That’s why it’s quite likely that a significant number will take advantage of any “good excuse” at the last moment to not take the time to do so, and so boost the abstention rate. I define this novel behaviour as an “unconfessed abstention”, which in turn will produce a differentiated abstention at the collective level. This means we can realistically assume that there will be more abstentions among those who say they will vote for Macron than among Le Pen supporters.

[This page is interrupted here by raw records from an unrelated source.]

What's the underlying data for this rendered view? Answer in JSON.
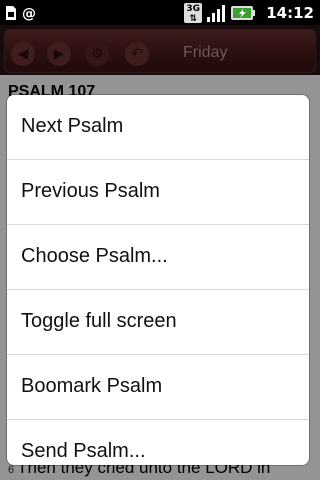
{
  "status_bar": {
    "icons": [
      "sim-toolkit-icon",
      "email-icon",
      "3g-icon",
      "signal-icon",
      "battery-charging-icon"
    ],
    "net_label": "3G",
    "time": "14:12"
  },
  "toolbar": {
    "title": "Friday",
    "icons": [
      "back-icon",
      "forward-icon",
      "settings-icon",
      "return-icon"
    ]
  },
  "content": {
    "psalm_title": "PSALM 107",
    "edge_fragments": [
      "1",
      "h",
      "f",
      "2",
      "s",
      "f",
      "3",
      "l",
      "w",
      "4",
      "i",
      "t",
      "5",
      "f"
    ],
    "bottom_verse_number": "6",
    "bottom_verse_text": "Then they cried unto the LORD in"
  },
  "menu": {
    "items": [
      {
        "label": "Next Psalm"
      },
      {
        "label": "Previous Psalm"
      },
      {
        "label": "Choose Psalm..."
      },
      {
        "label": "Toggle full screen"
      },
      {
        "label": "Boomark Psalm"
      },
      {
        "label": "Send Psalm..."
      }
    ]
  }
}
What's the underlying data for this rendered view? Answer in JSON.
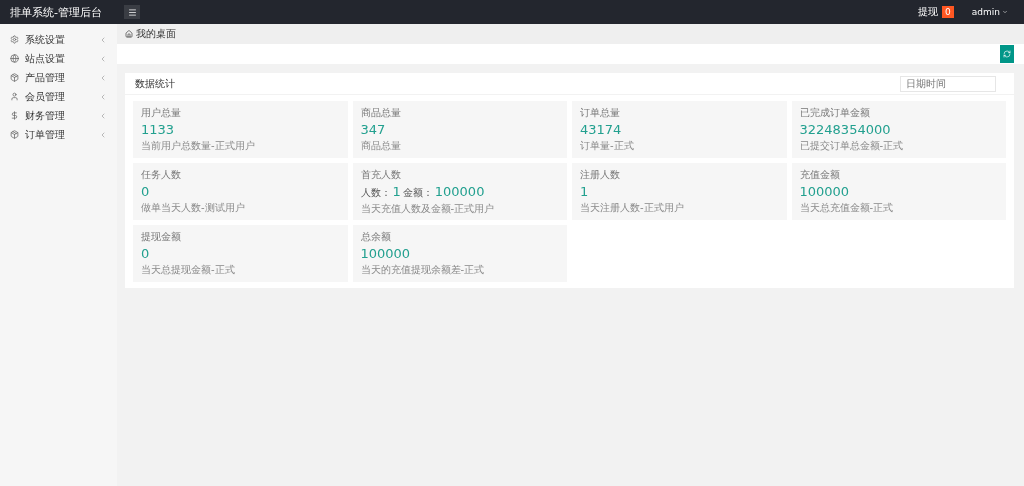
{
  "header": {
    "title": "排单系统-管理后台",
    "withdraw_label": "提现",
    "withdraw_count": "0",
    "user": "admin"
  },
  "sidebar": {
    "items": [
      {
        "label": "系统设置",
        "expanded": false
      },
      {
        "label": "站点设置",
        "expanded": false
      },
      {
        "label": "产品管理",
        "expanded": false
      },
      {
        "label": "会员管理",
        "expanded": false
      },
      {
        "label": "财务管理",
        "expanded": false
      },
      {
        "label": "订单管理",
        "expanded": false
      }
    ]
  },
  "breadcrumb": {
    "label": "我的桌面"
  },
  "panel": {
    "title": "数据统计",
    "date_placeholder": "日期时间",
    "stats": [
      {
        "kind": "single",
        "label": "用户总量",
        "value": "1133",
        "note": "当前用户总数量-正式用户"
      },
      {
        "kind": "single",
        "label": "商品总量",
        "value": "347",
        "note": "商品总量"
      },
      {
        "kind": "single",
        "label": "订单总量",
        "value": "43174",
        "note": "订单量-正式"
      },
      {
        "kind": "single",
        "label": "已完成订单金额",
        "value": "32248354000",
        "note": "已提交订单总金额-正式"
      },
      {
        "kind": "single",
        "label": "任务人数",
        "value": "0",
        "note": "做单当天人数-测试用户"
      },
      {
        "kind": "pair",
        "label": "首充人数",
        "count_label": "人数：",
        "value": "1",
        "amount_label": "金额：",
        "amount": "100000",
        "note": "当天充值人数及金额-正式用户"
      },
      {
        "kind": "single",
        "label": "注册人数",
        "value": "1",
        "note": "当天注册人数-正式用户"
      },
      {
        "kind": "single",
        "label": "充值金额",
        "value": "100000",
        "note": "当天总充值金额-正式"
      },
      {
        "kind": "single",
        "label": "提现金额",
        "value": "0",
        "note": "当天总提现金额-正式"
      },
      {
        "kind": "single",
        "label": "总余额",
        "value": "100000",
        "note": "当天的充值提现余额差-正式"
      }
    ]
  }
}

On this basis I can calculate the difference between the rates necessary to make up the distance between the two candidates and so reverse the final ranking.
For example, if Macron were polling at 58% and Le Pen at 42%, and 90% of those who say they’ll vote for her actually do so, she would get more than 50% of the vote if the participation for Macron falls below 65.17%. Or, if only 65% of those who say they’ll vote for Macron actually do so, Le Pen would win with 50.07% of the vote.
If the polls predicted 55% Macron and 45% Le Pen, and 85% of those who say they’ll support her do so, she would win with more than 50% of the vote if fewer than 69.55% of Macron’s supporters actually vote for him. Or, if only 69.5% of those who said they’d vote for him do so, Le Pen would win with 50.02% of the overall vote.
By definition the unconfessed abstention rate cannot be evaluated by polls, making it more difficult to forecast the final outcome. This means that in addition to the battle to reach a maximum of voters in the polls, mobilisation on the last day is likely to be decisive. So, despite the “Republican front” and Le Pen’s polling below 50%, she could still become the next president of France if the differential abstention rates are in her favour—and it wouldn’t take much for that to be the case.